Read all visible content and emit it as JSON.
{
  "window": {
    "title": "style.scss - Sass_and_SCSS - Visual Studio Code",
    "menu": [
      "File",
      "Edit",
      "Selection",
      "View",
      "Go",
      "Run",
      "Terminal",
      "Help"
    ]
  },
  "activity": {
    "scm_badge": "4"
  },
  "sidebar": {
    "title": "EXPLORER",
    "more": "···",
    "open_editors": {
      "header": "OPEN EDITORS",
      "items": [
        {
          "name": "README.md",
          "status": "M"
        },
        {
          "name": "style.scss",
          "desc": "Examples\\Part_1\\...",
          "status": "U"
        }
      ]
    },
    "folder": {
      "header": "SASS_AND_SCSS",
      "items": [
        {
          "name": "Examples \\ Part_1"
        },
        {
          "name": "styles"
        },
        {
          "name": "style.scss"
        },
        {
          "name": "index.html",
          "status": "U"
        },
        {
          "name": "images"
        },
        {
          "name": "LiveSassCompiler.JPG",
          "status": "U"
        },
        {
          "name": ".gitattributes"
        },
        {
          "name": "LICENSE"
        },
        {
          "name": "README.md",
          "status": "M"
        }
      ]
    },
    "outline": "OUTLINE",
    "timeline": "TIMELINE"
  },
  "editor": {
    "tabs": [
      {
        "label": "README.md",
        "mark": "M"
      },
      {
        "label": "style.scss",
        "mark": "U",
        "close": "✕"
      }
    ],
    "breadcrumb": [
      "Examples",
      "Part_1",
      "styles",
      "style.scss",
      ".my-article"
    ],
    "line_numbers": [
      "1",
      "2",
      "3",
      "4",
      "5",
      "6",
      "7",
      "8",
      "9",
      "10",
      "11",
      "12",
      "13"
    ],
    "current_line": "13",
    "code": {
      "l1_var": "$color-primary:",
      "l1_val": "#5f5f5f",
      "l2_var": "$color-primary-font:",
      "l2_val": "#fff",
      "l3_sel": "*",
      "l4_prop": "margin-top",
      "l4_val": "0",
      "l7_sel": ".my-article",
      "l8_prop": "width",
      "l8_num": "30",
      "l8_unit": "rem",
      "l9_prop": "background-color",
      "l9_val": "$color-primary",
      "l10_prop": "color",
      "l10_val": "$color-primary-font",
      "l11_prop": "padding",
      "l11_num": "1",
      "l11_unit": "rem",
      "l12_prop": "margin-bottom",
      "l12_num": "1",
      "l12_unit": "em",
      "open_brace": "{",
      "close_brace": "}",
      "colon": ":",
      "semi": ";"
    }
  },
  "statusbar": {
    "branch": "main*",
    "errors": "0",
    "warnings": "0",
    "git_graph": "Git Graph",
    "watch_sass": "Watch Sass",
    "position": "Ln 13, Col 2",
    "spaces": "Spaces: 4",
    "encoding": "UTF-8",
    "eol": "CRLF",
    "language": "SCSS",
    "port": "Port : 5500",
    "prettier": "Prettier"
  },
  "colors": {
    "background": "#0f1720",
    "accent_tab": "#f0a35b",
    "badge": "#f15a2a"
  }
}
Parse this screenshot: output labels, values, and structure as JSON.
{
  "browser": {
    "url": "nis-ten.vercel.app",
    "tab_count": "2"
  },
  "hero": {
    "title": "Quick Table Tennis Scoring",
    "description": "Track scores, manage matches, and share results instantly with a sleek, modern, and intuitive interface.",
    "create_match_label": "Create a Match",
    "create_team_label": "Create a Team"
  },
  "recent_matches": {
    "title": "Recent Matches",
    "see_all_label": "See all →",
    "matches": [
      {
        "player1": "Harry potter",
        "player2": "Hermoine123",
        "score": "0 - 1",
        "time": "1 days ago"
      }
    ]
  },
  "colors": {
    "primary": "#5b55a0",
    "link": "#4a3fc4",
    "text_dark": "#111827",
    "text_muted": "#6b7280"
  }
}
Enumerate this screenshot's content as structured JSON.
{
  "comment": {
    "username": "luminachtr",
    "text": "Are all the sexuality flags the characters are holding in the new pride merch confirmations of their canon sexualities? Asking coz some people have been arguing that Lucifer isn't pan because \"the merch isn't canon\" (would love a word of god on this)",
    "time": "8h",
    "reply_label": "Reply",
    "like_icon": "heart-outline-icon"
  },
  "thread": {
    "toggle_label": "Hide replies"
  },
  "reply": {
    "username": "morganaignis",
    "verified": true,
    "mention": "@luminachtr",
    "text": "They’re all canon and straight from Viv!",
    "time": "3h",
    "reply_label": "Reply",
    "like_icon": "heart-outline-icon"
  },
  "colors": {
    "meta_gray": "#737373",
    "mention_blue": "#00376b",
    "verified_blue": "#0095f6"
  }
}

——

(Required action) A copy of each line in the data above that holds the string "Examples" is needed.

(Your solution)
          "desc": "Examples\\Part_1\\...",
          "name": "Examples \\ Part_1"
      "Examples",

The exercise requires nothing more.